(App and web page records)
----------------------------------------

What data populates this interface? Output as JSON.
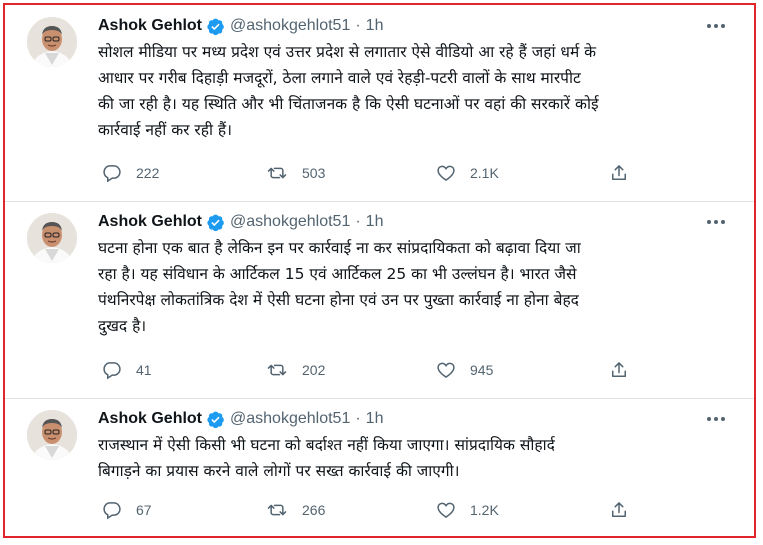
{
  "tweets": [
    {
      "name": "Ashok Gehlot",
      "handle": "@ashokgehlot51",
      "dot": "·",
      "time": "1h",
      "text": "सोशल मीडिया पर मध्य प्रदेश एवं उत्तर प्रदेश से लगातार ऐसे वीडियो आ रहे हैं जहां धर्म के\nआधार पर गरीब दिहाड़ी मजदूरों, ठेला लगाने वाले एवं रेहड़ी-पटरी वालों के साथ मारपीट\nकी जा रही है। यह स्थिति और भी चिंताजनक है कि ऐसी घटनाओं पर वहां की सरकारें कोई\nकार्रवाई नहीं कर रही हैं।",
      "replies": "222",
      "retweets": "503",
      "likes": "2.1K"
    },
    {
      "name": "Ashok Gehlot",
      "handle": "@ashokgehlot51",
      "dot": "·",
      "time": "1h",
      "text": "घटना होना एक बात है लेकिन इन पर कार्रवाई ना कर सांप्रदायिकता को बढ़ावा दिया जा\nरहा है।  यह संविधान के आर्टिकल 15 एवं आर्टिकल 25 का भी उल्लंघन है। भारत जैसे\nपंथनिरपेक्ष लोकतांत्रिक देश में ऐसी घटना होना एवं उन पर पुख्ता कार्रवाई ना होना बेहद\nदुखद है।",
      "replies": "41",
      "retweets": "202",
      "likes": "945"
    },
    {
      "name": "Ashok Gehlot",
      "handle": "@ashokgehlot51",
      "dot": "·",
      "time": "1h",
      "text": "राजस्थान में ऐसी किसी भी घटना को बर्दाश्त नहीं किया जाएगा। सांप्रदायिक सौहार्द\nबिगाड़ने का प्रयास करने वाले लोगों पर सख्त कार्रवाई की जाएगी।",
      "replies": "67",
      "retweets": "266",
      "likes": "1.2K"
    }
  ],
  "icons": {
    "reply": "reply-icon",
    "retweet": "retweet-icon",
    "like": "like-icon",
    "share": "share-icon",
    "verified": "verified-badge-icon",
    "more": "more-icon"
  },
  "colors": {
    "frame_border": "#e0262b",
    "verified": "#1d9bf0",
    "secondary_text": "#536471",
    "primary_text": "#0f1419"
  }
}
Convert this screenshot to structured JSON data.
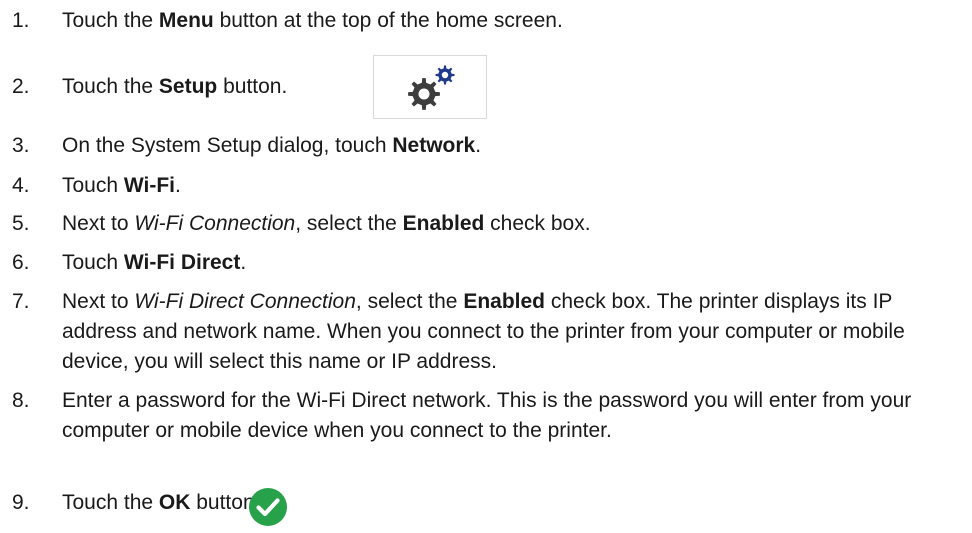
{
  "steps": [
    {
      "num": "1.",
      "parts": [
        "Touch the ",
        {
          "b": "Menu"
        },
        " button at the top of the home screen."
      ]
    },
    {
      "num": "2.",
      "parts": [
        "Touch the ",
        {
          "b": "Setup"
        },
        " button."
      ]
    },
    {
      "num": "3.",
      "parts": [
        "On the System Setup dialog, touch ",
        {
          "b": "Network"
        },
        "."
      ]
    },
    {
      "num": "4.",
      "parts": [
        "Touch ",
        {
          "b": "Wi-Fi"
        },
        "."
      ]
    },
    {
      "num": "5.",
      "parts": [
        "Next to ",
        {
          "i": "Wi-Fi Connection"
        },
        ", select the ",
        {
          "b": "Enabled"
        },
        " check box."
      ]
    },
    {
      "num": "6.",
      "parts": [
        "Touch ",
        {
          "b": "Wi-Fi Direct"
        },
        "."
      ]
    },
    {
      "num": "7.",
      "parts": [
        "Next to ",
        {
          "i": "Wi-Fi Direct Connection"
        },
        ", select the ",
        {
          "b": "Enabled"
        },
        " check box. The printer displays its IP address and network name. When you connect to the printer from your computer or mobile device, you will select this name or IP address."
      ]
    },
    {
      "num": "8.",
      "parts": [
        "Enter a password for the Wi-Fi Direct network. This is the password you will enter from your computer or mobile device when you connect to the printer."
      ]
    },
    {
      "num": "9.",
      "parts": [
        "Touch the ",
        {
          "b": "OK"
        },
        " button."
      ]
    }
  ],
  "icons": {
    "setup": "gears-icon",
    "ok": "checkmark-circle-icon",
    "setup_large_gear_color": "#3d3d3d",
    "setup_small_gear_color": "#1f3a8a",
    "ok_color": "#27a24a"
  }
}
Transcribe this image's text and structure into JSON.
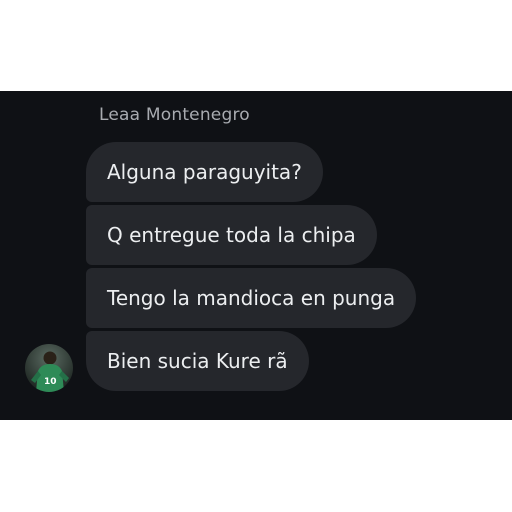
{
  "conversation": {
    "sender_name": "Leaa Montenegro",
    "messages": [
      {
        "text": "Alguna paraguyita?"
      },
      {
        "text": "Q entregue toda la chipa"
      },
      {
        "text": "Tengo la mandioca en punga"
      },
      {
        "text": "Bien sucia Kure rã"
      }
    ]
  },
  "avatar": {
    "jersey_number": "10",
    "jersey_color": "#2e8b57"
  },
  "colors": {
    "panel_background": "#0f1115",
    "bubble_background": "#25272c",
    "message_text": "#eceef0",
    "sender_name": "#a8abb0"
  }
}
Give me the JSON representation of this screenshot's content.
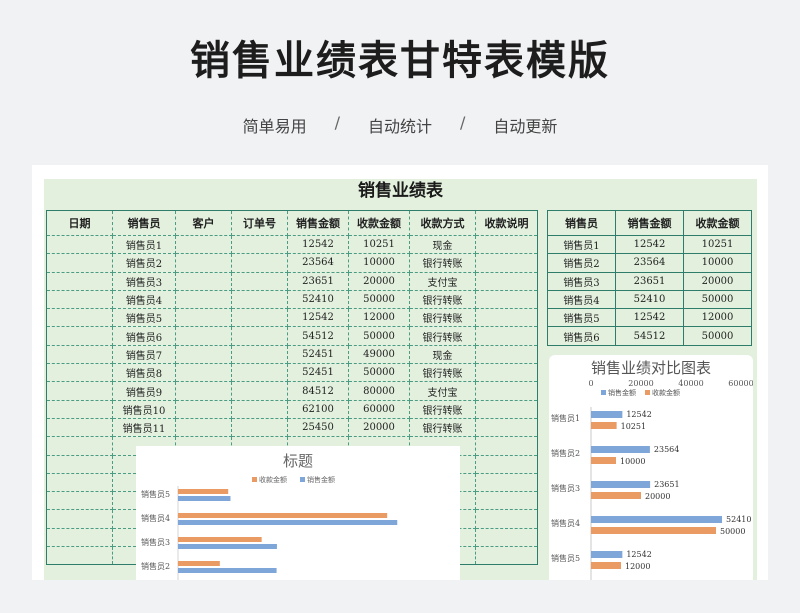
{
  "hero": {
    "title": "销售业绩表甘特表模版",
    "tags": [
      "简单易用",
      "自动统计",
      "自动更新"
    ],
    "separator": "/"
  },
  "sheet": {
    "title": "销售业绩表",
    "headers": [
      "日期",
      "销售员",
      "客户",
      "订单号",
      "销售金额",
      "收款金额",
      "收款方式",
      "收款说明"
    ],
    "rows": [
      {
        "seller": "销售员1",
        "sales": "12542",
        "received": "10251",
        "method": "现金"
      },
      {
        "seller": "销售员2",
        "sales": "23564",
        "received": "10000",
        "method": "银行转账"
      },
      {
        "seller": "销售员3",
        "sales": "23651",
        "received": "20000",
        "method": "支付宝"
      },
      {
        "seller": "销售员4",
        "sales": "52410",
        "received": "50000",
        "method": "银行转账"
      },
      {
        "seller": "销售员5",
        "sales": "12542",
        "received": "12000",
        "method": "银行转账"
      },
      {
        "seller": "销售员6",
        "sales": "54512",
        "received": "50000",
        "method": "银行转账"
      },
      {
        "seller": "销售员7",
        "sales": "52451",
        "received": "49000",
        "method": "现金"
      },
      {
        "seller": "销售员8",
        "sales": "52451",
        "received": "50000",
        "method": "银行转账"
      },
      {
        "seller": "销售员9",
        "sales": "84512",
        "received": "80000",
        "method": "支付宝"
      },
      {
        "seller": "销售员10",
        "sales": "62100",
        "received": "60000",
        "method": "银行转账"
      },
      {
        "seller": "销售员11",
        "sales": "25450",
        "received": "20000",
        "method": "银行转账"
      }
    ],
    "empty_rows": 7
  },
  "summary": {
    "headers": [
      "销售员",
      "销售金额",
      "收款金额"
    ],
    "rows": [
      [
        "销售员1",
        "12542",
        "10251"
      ],
      [
        "销售员2",
        "23564",
        "10000"
      ],
      [
        "销售员3",
        "23651",
        "20000"
      ],
      [
        "销售员4",
        "52410",
        "50000"
      ],
      [
        "销售员5",
        "12542",
        "12000"
      ],
      [
        "销售员6",
        "54512",
        "50000"
      ]
    ]
  },
  "colors": {
    "blue": "#7ea6d8",
    "orange": "#ea9a63",
    "grid": "#4a9c84",
    "bg": "#e3f0de"
  },
  "chart_data": [
    {
      "type": "bar",
      "title": "销售业绩对比图表",
      "categories": [
        "销售员1",
        "销售员2",
        "销售员3",
        "销售员4",
        "销售员5"
      ],
      "series": [
        {
          "name": "销售金额",
          "values": [
            12542,
            23564,
            23651,
            52410,
            12542
          ]
        },
        {
          "name": "收款金额",
          "values": [
            10251,
            10000,
            20000,
            50000,
            12000
          ]
        }
      ],
      "xticks": [
        "0",
        "20000",
        "40000",
        "60000"
      ],
      "xlim": [
        0,
        60000
      ],
      "legend": "top"
    },
    {
      "type": "bar",
      "title": "标题",
      "categories": [
        "销售员5",
        "销售员4",
        "销售员3",
        "销售员2"
      ],
      "series": [
        {
          "name": "收款金额",
          "values": [
            12000,
            50000,
            20000,
            10000
          ]
        },
        {
          "name": "销售金额",
          "values": [
            12542,
            52410,
            23651,
            23564
          ]
        }
      ],
      "xlim": [
        0,
        60000
      ],
      "legend": "top"
    }
  ]
}
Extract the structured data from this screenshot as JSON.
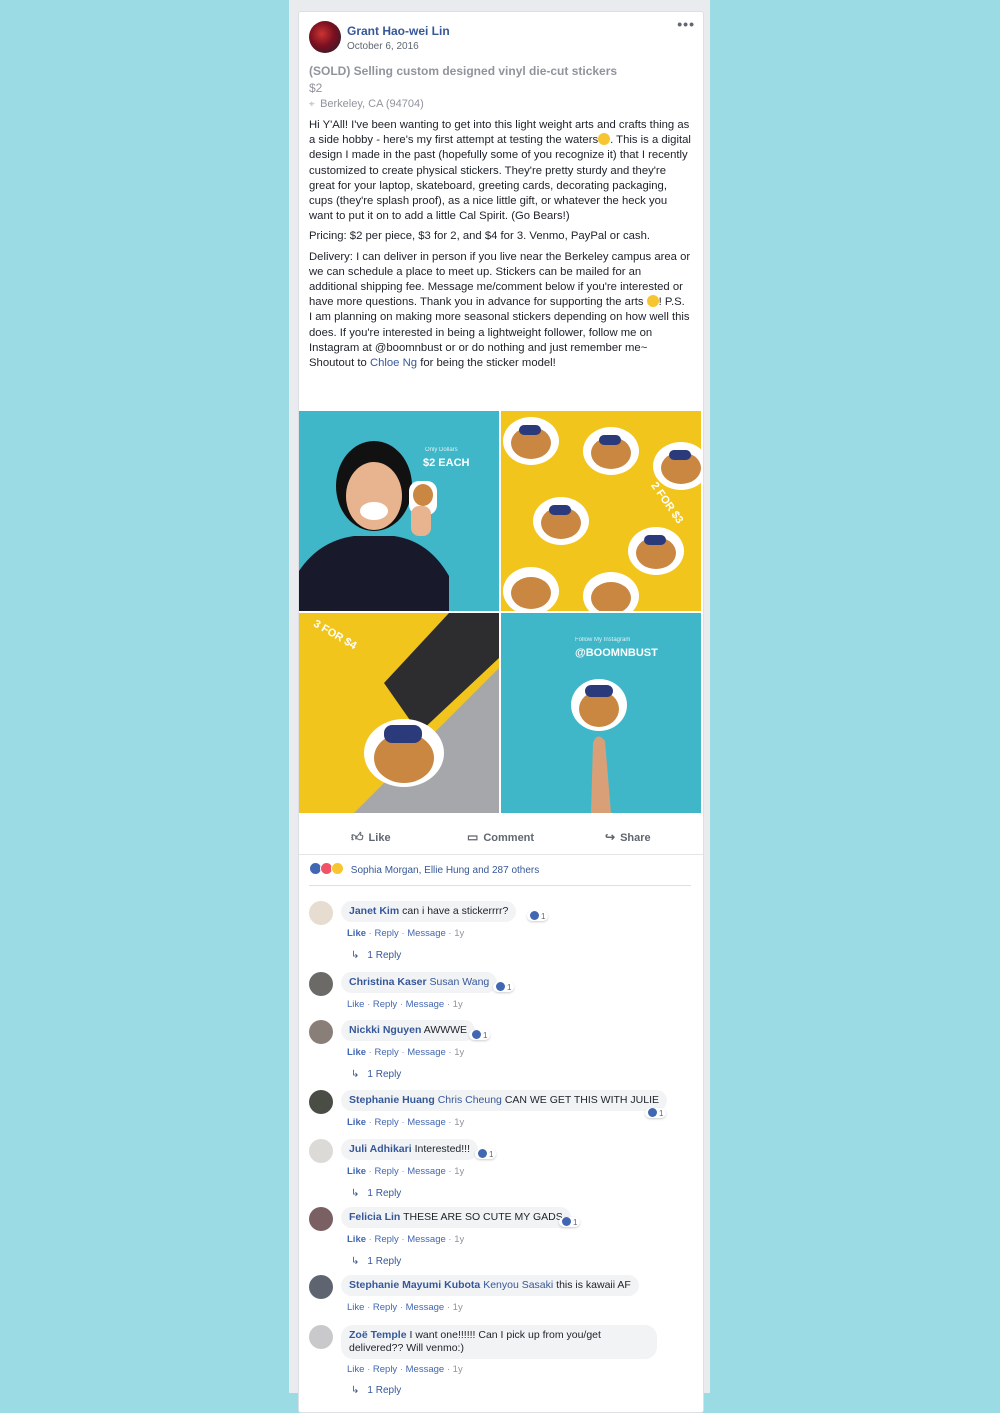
{
  "post": {
    "author": "Grant Hao-wei Lin",
    "date": "October 6, 2016",
    "more_icon": "ellipsis-icon",
    "listing_title": "(SOLD) Selling custom designed vinyl die-cut stickers",
    "price": "$2",
    "location": "Berkeley, CA (94704)",
    "body_p1": "Hi Y'All! I've been wanting to get into this light weight arts and crafts thing as a side hobby - here's my first attempt at testing the waters",
    "body_p1_end": ". This is a digital design I made in the past (hopefully some of you recognize it) that I recently customized to create physical stickers. They're pretty sturdy and they're great for your laptop, skateboard, greeting cards, decorating packaging, cups (they're splash proof), as a nice little gift, or whatever the heck you want to put it on to add a little Cal Spirit. (Go Bears!)",
    "body_p2": "Pricing: $2 per piece, $3 for 2, and $4 for 3. Venmo, PayPal or cash.",
    "body_p3_a": "Delivery: I can deliver in person if you live near the Berkeley campus area or we can schedule a place to meet up. Stickers can be mailed for an additional shipping fee. Message me/comment below if you're interested or have more questions. Thank you in advance for supporting the arts",
    "body_p3_b": "! P.S. I am planning on making more seasonal stickers depending on how well this does. If you're interested in being a lightweight follower, follow me on Instagram at @boomnbust or or do nothing and just remember me~ Shoutout to",
    "body_p3_link": "Chloe Ng",
    "body_p3_c": "for being the sticker model!"
  },
  "photos": {
    "p1_caption_small": "Only Dollars",
    "p1_caption": "$2 EACH",
    "p2_caption": "2 FOR $3",
    "p3_caption": "3 FOR $4",
    "p4_caption_small": "Follow My Instagram",
    "p4_caption": "@BOOMNBUST"
  },
  "actions": {
    "like": "Like",
    "comment": "Comment",
    "share": "Share"
  },
  "reactions_text": "Sophia Morgan, Ellie Hung and 287 others",
  "comment_meta": {
    "like": "Like",
    "reply": "Reply",
    "message": "Message",
    "age": "1y",
    "sep": "·"
  },
  "comments": [
    {
      "name": "Janet Kim",
      "tag": "",
      "text": "can i have a stickerrrr?",
      "likes": "1",
      "replies": "1 Reply"
    },
    {
      "name": "Christina Kaser",
      "tag": "Susan Wang",
      "text": "",
      "likes": "1",
      "replies": ""
    },
    {
      "name": "Nickki Nguyen",
      "tag": "",
      "text": "AWWWE",
      "likes": "1",
      "replies": "1 Reply"
    },
    {
      "name": "Stephanie Huang",
      "tag": "Chris Cheung",
      "text": "CAN WE GET THIS WITH JULIE",
      "likes": "1",
      "replies": ""
    },
    {
      "name": "Juli Adhikari",
      "tag": "",
      "text": "Interested!!!",
      "likes": "1",
      "replies": "1 Reply"
    },
    {
      "name": "Felicia Lin",
      "tag": "",
      "text": "THESE ARE SO CUTE MY GADS",
      "likes": "1",
      "replies": "1 Reply"
    },
    {
      "name": "Stephanie Mayumi Kubota",
      "tag": "Kenyou Sasaki",
      "text": "this is kawaii AF",
      "likes": "",
      "replies": ""
    },
    {
      "name": "Zoë Temple",
      "tag": "",
      "text": "I want one!!!!!! Can I pick up from you/get delivered?? Will venmo:)",
      "likes": "",
      "replies": "1 Reply"
    }
  ]
}
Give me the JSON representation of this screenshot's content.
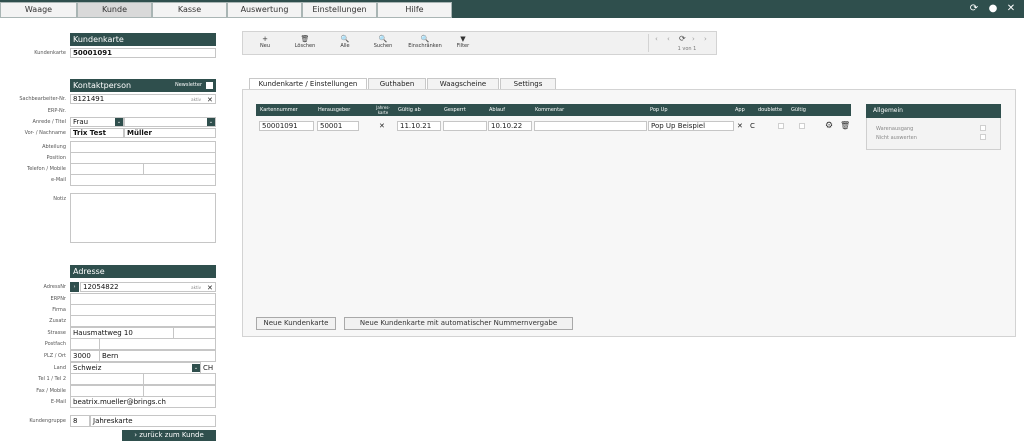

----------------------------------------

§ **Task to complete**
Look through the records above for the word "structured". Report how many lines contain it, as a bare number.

§ **Your response**
2